** Opening Provided entries block **
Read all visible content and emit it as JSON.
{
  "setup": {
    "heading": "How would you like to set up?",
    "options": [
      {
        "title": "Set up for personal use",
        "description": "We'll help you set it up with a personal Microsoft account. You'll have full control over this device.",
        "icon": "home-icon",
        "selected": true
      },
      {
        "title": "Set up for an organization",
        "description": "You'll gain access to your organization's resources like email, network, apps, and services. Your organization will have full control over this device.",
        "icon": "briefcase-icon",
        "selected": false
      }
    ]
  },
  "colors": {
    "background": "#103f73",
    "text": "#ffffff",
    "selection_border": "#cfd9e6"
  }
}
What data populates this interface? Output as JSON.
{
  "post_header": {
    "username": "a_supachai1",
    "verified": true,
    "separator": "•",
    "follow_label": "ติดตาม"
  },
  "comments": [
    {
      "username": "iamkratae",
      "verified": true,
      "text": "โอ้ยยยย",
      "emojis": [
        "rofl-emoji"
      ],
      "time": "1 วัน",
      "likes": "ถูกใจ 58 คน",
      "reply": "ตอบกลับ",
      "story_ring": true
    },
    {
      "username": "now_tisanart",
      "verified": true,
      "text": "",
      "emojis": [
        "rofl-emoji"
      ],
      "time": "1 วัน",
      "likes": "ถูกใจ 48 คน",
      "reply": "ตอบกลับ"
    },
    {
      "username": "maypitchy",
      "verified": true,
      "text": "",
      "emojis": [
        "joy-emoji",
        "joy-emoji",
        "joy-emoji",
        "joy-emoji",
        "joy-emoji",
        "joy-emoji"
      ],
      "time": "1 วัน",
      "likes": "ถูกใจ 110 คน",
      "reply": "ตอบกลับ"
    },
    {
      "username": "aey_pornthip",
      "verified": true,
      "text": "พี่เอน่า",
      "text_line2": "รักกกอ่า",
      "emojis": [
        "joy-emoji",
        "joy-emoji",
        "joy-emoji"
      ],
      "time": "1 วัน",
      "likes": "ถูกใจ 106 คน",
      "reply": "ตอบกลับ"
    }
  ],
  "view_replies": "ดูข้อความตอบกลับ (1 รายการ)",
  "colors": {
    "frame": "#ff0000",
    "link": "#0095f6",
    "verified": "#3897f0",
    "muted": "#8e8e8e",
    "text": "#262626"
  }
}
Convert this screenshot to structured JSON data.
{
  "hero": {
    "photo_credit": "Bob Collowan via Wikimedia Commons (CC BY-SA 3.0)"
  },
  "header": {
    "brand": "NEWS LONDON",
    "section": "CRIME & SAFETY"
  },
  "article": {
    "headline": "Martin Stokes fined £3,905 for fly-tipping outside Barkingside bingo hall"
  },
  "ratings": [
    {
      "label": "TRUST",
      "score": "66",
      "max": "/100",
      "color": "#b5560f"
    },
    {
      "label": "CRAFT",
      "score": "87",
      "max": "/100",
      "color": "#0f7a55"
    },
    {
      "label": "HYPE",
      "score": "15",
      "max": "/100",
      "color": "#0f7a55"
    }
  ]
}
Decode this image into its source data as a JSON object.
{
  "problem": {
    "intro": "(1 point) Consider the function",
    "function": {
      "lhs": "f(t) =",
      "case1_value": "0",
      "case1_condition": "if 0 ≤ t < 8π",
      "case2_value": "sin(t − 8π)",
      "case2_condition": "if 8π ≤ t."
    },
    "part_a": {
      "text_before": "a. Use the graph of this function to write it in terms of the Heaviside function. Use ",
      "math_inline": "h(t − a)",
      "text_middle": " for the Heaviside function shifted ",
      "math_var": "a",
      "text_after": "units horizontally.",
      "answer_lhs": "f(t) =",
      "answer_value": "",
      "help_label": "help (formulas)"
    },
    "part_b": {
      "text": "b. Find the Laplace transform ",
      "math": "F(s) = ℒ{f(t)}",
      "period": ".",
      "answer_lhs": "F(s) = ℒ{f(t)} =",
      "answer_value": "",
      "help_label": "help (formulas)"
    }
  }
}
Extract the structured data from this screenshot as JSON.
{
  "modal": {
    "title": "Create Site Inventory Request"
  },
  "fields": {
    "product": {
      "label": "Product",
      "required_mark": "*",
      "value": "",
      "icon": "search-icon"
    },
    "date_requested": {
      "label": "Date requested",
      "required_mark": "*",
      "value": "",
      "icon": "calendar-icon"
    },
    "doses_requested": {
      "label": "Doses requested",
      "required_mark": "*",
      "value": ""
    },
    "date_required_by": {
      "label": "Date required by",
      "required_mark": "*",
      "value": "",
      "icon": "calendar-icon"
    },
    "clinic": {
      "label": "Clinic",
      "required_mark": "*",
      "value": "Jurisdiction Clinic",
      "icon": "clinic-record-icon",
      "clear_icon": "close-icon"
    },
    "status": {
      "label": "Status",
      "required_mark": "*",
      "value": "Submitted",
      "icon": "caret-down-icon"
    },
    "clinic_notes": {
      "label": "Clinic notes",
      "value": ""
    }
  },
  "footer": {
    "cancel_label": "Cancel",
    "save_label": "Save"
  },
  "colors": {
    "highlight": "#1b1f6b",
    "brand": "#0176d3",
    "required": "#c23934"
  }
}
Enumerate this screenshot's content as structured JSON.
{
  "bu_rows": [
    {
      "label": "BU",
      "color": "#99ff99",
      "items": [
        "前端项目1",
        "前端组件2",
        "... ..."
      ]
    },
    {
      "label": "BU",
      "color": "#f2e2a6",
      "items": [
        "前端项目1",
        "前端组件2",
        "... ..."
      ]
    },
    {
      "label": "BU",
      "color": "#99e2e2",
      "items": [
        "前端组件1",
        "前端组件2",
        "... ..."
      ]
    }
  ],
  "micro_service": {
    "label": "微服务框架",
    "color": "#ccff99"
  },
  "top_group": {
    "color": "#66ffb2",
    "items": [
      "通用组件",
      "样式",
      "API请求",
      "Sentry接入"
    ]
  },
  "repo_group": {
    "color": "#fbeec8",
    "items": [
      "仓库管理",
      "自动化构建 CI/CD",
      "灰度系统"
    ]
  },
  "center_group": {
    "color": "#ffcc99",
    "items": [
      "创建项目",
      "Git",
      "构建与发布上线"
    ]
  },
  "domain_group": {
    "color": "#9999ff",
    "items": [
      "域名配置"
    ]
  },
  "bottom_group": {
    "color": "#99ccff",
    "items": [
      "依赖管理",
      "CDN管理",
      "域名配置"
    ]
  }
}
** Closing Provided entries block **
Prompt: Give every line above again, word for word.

Task answer:
Read all visible content and emit it as JSON.
{
  "setup": {
    "heading": "How would you like to set up?",
    "options": [
      {
        "title": "Set up for personal use",
        "description": "We'll help you set it up with a personal Microsoft account. You'll have full control over this device.",
        "icon": "home-icon",
        "selected": true
      },
      {
        "title": "Set up for an organization",
        "description": "You'll gain access to your organization's resources like email, network, apps, and services. Your organization will have full control over this device.",
        "icon": "briefcase-icon",
        "selected": false
      }
    ]
  },
  "colors": {
    "background": "#103f73",
    "text": "#ffffff",
    "selection_border": "#cfd9e6"
  }
}
What data populates this interface? Output as JSON.
{
  "post_header": {
    "username": "a_supachai1",
    "verified": true,
    "separator": "•",
    "follow_label": "ติดตาม"
  },
  "comments": [
    {
      "username": "iamkratae",
      "verified": true,
      "text": "โอ้ยยยย",
      "emojis": [
        "rofl-emoji"
      ],
      "time": "1 วัน",
      "likes": "ถูกใจ 58 คน",
      "reply": "ตอบกลับ",
      "story_ring": true
    },
    {
      "username": "now_tisanart",
      "verified": true,
      "text": "",
      "emojis": [
        "rofl-emoji"
      ],
      "time": "1 วัน",
      "likes": "ถูกใจ 48 คน",
      "reply": "ตอบกลับ"
    },
    {
      "username": "maypitchy",
      "verified": true,
      "text": "",
      "emojis": [
        "joy-emoji",
        "joy-emoji",
        "joy-emoji",
        "joy-emoji",
        "joy-emoji",
        "joy-emoji"
      ],
      "time": "1 วัน",
      "likes": "ถูกใจ 110 คน",
      "reply": "ตอบกลับ"
    },
    {
      "username": "aey_pornthip",
      "verified": true,
      "text": "พี่เอน่า",
      "text_line2": "รักกกอ่า",
      "emojis": [
        "joy-emoji",
        "joy-emoji",
        "joy-emoji"
      ],
      "time": "1 วัน",
      "likes": "ถูกใจ 106 คน",
      "reply": "ตอบกลับ"
    }
  ],
  "view_replies": "ดูข้อความตอบกลับ (1 รายการ)",
  "colors": {
    "frame": "#ff0000",
    "link": "#0095f6",
    "verified": "#3897f0",
    "muted": "#8e8e8e",
    "text": "#262626"
  }
}
Convert this screenshot to structured JSON data.
{
  "hero": {
    "photo_credit": "Bob Collowan via Wikimedia Commons (CC BY-SA 3.0)"
  },
  "header": {
    "brand": "NEWS LONDON",
    "section": "CRIME & SAFETY"
  },
  "article": {
    "headline": "Martin Stokes fined £3,905 for fly-tipping outside Barkingside bingo hall"
  },
  "ratings": [
    {
      "label": "TRUST",
      "score": "66",
      "max": "/100",
      "color": "#b5560f"
    },
    {
      "label": "CRAFT",
      "score": "87",
      "max": "/100",
      "color": "#0f7a55"
    },
    {
      "label": "HYPE",
      "score": "15",
      "max": "/100",
      "color": "#0f7a55"
    }
  ]
}
Decode this image into its source data as a JSON object.
{
  "problem": {
    "intro": "(1 point) Consider the function",
    "function": {
      "lhs": "f(t) =",
      "case1_value": "0",
      "case1_condition": "if 0 ≤ t < 8π",
      "case2_value": "sin(t − 8π)",
      "case2_condition": "if 8π ≤ t."
    },
    "part_a": {
      "text_before": "a. Use the graph of this function to write it in terms of the Heaviside function. Use ",
      "math_inline": "h(t − a)",
      "text_middle": " for the Heaviside function shifted ",
      "math_var": "a",
      "text_after": "units horizontally.",
      "answer_lhs": "f(t) =",
      "answer_value": "",
      "help_label": "help (formulas)"
    },
    "part_b": {
      "text": "b. Find the Laplace transform ",
      "math": "F(s) = ℒ{f(t)}",
      "period": ".",
      "answer_lhs": "F(s) = ℒ{f(t)} =",
      "answer_value": "",
      "help_label": "help (formulas)"
    }
  }
}
Extract the structured data from this screenshot as JSON.
{
  "modal": {
    "title": "Create Site Inventory Request"
  },
  "fields": {
    "product": {
      "label": "Product",
      "required_mark": "*",
      "value": "",
      "icon": "search-icon"
    },
    "date_requested": {
      "label": "Date requested",
      "required_mark": "*",
      "value": "",
      "icon": "calendar-icon"
    },
    "doses_requested": {
      "label": "Doses requested",
      "required_mark": "*",
      "value": ""
    },
    "date_required_by": {
      "label": "Date required by",
      "required_mark": "*",
      "value": "",
      "icon": "calendar-icon"
    },
    "clinic": {
      "label": "Clinic",
      "required_mark": "*",
      "value": "Jurisdiction Clinic",
      "icon": "clinic-record-icon",
      "clear_icon": "close-icon"
    },
    "status": {
      "label": "Status",
      "required_mark": "*",
      "value": "Submitted",
      "icon": "caret-down-icon"
    },
    "clinic_notes": {
      "label": "Clinic notes",
      "value": ""
    }
  },
  "footer": {
    "cancel_label": "Cancel",
    "save_label": "Save"
  },
  "colors": {
    "highlight": "#1b1f6b",
    "brand": "#0176d3",
    "required": "#c23934"
  }
}
Enumerate this screenshot's content as structured JSON.
{
  "bu_rows": [
    {
      "label": "BU",
      "color": "#99ff99",
      "items": [
        "前端项目1",
        "前端组件2",
        "... ..."
      ]
    },
    {
      "label": "BU",
      "color": "#f2e2a6",
      "items": [
        "前端项目1",
        "前端组件2",
        "... ..."
      ]
    },
    {
      "label": "BU",
      "color": "#99e2e2",
      "items": [
        "前端组件1",
        "前端组件2",
        "... ..."
      ]
    }
  ],
  "micro_service": {
    "label": "微服务框架",
    "color": "#ccff99"
  },
  "top_group": {
    "color": "#66ffb2",
    "items": [
      "通用组件",
      "样式",
      "API请求",
      "Sentry接入"
    ]
  },
  "repo_group": {
    "color": "#fbeec8",
    "items": [
      "仓库管理",
      "自动化构建 CI/CD",
      "灰度系统"
    ]
  },
  "center_group": {
    "color": "#ffcc99",
    "items": [
      "创建项目",
      "Git",
      "构建与发布上线"
    ]
  },
  "domain_group": {
    "color": "#9999ff",
    "items": [
      "域名配置"
    ]
  },
  "bottom_group": {
    "color": "#99ccff",
    "items": [
      "依赖管理",
      "CDN管理",
      "域名配置"
    ]
  }
}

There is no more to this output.